Google has not commented explicitly on the US Supreme Court’s decision, but few doubt that the recently announced changes are, at least in part, a response to that event.
The Mountain View giant has announced that location history is disabled by default, but if you enable it, it will take care of providing “simple controls like auto delete so users can easily delete some or all of their data at any time.”
“Some of the places people visit (including medical facilities like counseling centers, domestic violence shelters, abortion clinics, fertility centers, addiction treatment centers, weight loss clinics, cosmetic surgery clinics, and others) can be particularly personal. Today we announce that if our systems identify that someone has visited one of these places, we will remove these entries from Location History shortly after the visit. This change will take effect in the coming weeks..
In addition to the location history, Google has recalled that its Play Store (the digital store) has implemented “strict protocols to protect user privacy”in addition to policies that prohibit developers from selling personal or sensitive data and require them to handle such data securely and only for the purposes of the application.
Pulling logic, many will have thought of the Maps service, but Google has long gone much further when it comes to recording user data. The company has commented that through Google Fit and Fitbit offers users “settings and tools to easily access and control your personal data, including the option to change and delete personal information, at any time. For example, Fitbit users who have opted to track their menstrual cycles in the app can now delete one menstrual record at a time, and we will release updates that allow users to delete multiple records at once.”.
Finally we have Google’s commitment to law enforcement.
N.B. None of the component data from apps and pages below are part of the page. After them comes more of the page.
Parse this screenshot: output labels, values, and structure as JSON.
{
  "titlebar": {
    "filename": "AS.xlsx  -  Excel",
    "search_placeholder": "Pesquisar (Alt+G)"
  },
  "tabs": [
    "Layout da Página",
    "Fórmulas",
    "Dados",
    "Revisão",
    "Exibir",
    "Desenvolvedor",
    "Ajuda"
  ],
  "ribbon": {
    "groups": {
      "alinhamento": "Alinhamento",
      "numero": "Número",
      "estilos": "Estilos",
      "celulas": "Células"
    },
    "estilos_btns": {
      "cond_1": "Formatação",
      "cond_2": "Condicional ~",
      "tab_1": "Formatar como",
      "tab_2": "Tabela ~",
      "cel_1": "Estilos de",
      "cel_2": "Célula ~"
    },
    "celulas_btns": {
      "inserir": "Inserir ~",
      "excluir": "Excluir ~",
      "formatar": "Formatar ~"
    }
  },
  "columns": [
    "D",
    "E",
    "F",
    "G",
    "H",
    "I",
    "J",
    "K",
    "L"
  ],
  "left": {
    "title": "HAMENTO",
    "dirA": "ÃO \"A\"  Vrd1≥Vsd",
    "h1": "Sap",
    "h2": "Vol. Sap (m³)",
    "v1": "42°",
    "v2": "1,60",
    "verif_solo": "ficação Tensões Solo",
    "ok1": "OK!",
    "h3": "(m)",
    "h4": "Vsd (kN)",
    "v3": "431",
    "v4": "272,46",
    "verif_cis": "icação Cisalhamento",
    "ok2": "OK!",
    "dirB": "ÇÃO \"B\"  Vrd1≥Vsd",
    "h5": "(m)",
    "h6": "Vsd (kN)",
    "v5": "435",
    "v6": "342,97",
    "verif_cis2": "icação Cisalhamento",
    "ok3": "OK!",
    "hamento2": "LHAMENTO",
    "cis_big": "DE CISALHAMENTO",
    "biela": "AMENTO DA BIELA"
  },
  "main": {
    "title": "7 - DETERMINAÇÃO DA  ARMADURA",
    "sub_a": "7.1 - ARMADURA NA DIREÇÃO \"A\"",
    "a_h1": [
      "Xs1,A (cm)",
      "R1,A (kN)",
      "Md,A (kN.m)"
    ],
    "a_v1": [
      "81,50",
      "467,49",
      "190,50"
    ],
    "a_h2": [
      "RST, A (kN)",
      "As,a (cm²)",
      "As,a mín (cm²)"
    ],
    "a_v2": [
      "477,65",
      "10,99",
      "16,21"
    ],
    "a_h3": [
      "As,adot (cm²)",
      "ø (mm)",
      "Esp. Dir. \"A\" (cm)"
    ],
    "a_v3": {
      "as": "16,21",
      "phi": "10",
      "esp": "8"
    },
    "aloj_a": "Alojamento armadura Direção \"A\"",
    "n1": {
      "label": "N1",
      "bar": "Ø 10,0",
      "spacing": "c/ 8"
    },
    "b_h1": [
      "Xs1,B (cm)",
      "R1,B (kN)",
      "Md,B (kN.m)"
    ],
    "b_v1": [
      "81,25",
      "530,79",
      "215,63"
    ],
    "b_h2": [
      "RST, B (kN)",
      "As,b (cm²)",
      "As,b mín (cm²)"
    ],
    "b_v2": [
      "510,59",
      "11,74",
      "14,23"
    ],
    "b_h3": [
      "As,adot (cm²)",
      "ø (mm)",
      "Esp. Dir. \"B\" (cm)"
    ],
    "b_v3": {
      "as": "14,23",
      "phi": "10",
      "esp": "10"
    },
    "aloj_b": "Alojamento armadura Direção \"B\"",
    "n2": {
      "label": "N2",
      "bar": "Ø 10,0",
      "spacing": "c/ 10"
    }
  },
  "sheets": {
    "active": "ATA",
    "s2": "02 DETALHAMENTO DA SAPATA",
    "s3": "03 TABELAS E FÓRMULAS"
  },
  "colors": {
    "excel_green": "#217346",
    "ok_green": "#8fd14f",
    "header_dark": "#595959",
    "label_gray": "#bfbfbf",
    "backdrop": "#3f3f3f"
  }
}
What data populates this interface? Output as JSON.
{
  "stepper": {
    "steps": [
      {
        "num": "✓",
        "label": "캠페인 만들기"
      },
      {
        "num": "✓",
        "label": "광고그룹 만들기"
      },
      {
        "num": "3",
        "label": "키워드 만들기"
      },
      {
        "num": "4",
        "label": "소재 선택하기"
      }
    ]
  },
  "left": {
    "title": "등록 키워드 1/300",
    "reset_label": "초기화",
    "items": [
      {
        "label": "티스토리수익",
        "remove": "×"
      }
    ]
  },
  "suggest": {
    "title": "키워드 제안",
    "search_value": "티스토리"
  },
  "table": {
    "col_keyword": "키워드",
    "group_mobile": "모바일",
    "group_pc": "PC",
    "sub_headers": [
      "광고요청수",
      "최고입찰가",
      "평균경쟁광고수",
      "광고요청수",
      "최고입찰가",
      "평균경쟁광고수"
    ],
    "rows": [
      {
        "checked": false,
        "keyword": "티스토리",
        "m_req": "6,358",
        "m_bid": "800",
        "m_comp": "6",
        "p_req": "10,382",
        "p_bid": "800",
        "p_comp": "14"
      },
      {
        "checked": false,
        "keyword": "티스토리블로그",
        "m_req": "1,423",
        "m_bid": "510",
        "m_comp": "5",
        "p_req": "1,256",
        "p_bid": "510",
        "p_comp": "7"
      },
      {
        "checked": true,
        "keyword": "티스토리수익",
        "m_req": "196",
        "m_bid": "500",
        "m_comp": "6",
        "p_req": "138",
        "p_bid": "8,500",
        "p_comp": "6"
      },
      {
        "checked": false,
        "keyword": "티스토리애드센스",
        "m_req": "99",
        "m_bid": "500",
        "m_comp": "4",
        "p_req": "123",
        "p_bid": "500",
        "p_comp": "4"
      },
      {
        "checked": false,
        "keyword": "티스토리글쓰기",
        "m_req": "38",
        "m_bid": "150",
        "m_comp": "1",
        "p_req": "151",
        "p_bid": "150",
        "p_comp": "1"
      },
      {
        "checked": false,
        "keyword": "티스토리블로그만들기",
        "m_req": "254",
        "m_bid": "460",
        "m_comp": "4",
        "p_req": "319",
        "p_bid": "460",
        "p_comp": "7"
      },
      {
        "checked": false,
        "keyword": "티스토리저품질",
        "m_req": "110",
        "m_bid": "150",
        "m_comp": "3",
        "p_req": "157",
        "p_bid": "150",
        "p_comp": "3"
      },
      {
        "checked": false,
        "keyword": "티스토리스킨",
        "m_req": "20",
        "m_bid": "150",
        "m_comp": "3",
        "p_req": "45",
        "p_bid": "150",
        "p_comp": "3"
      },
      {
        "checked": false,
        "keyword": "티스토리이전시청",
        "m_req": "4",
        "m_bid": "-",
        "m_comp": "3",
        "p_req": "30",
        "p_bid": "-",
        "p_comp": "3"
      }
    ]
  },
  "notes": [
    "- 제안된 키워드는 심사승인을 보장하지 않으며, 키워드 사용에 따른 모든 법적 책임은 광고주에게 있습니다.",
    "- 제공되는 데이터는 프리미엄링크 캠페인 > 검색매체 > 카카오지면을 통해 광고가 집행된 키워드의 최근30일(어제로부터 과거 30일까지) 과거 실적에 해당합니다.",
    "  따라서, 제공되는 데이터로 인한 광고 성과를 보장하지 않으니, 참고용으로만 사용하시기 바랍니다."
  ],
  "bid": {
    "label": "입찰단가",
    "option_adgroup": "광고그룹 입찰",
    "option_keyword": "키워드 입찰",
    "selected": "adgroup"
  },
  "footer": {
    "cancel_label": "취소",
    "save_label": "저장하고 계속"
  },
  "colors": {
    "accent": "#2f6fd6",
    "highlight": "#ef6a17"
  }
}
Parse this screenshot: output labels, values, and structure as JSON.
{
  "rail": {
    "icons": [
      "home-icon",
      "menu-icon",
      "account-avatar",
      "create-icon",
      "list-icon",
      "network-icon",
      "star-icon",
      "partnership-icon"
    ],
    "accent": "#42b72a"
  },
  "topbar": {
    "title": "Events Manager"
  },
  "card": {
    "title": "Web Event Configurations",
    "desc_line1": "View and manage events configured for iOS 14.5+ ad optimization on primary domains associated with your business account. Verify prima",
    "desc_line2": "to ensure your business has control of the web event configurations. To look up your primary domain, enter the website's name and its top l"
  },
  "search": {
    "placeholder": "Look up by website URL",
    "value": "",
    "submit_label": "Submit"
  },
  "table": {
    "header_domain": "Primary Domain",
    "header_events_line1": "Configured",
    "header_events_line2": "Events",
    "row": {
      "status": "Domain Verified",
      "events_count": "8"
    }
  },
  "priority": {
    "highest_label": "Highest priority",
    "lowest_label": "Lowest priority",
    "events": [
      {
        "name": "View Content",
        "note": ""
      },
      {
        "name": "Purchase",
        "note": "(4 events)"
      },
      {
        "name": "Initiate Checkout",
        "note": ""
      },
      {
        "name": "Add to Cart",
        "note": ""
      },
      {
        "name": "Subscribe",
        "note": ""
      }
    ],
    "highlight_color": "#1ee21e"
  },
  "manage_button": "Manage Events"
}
Although the corporation surely has a large team of lawyers on its payroll, sometimes it reaches the point that it has no loophole to oppose. At this point, it has promised to offer transparency through its corresponding report, protect its users “against inappropriate government data demands” and oppose “to claims that are too broad or legally objectionable”. In addition, they will support laws that force the government to be more transparent with its data demands.
As we have already said, Google has not commented explicitly on the decision of the Supreme Court of the United States to reverse its decision in the Roe v. Wade case, but the announced changes are aimed at trying to protect women’s data, in addition to other people whose situation is delicate.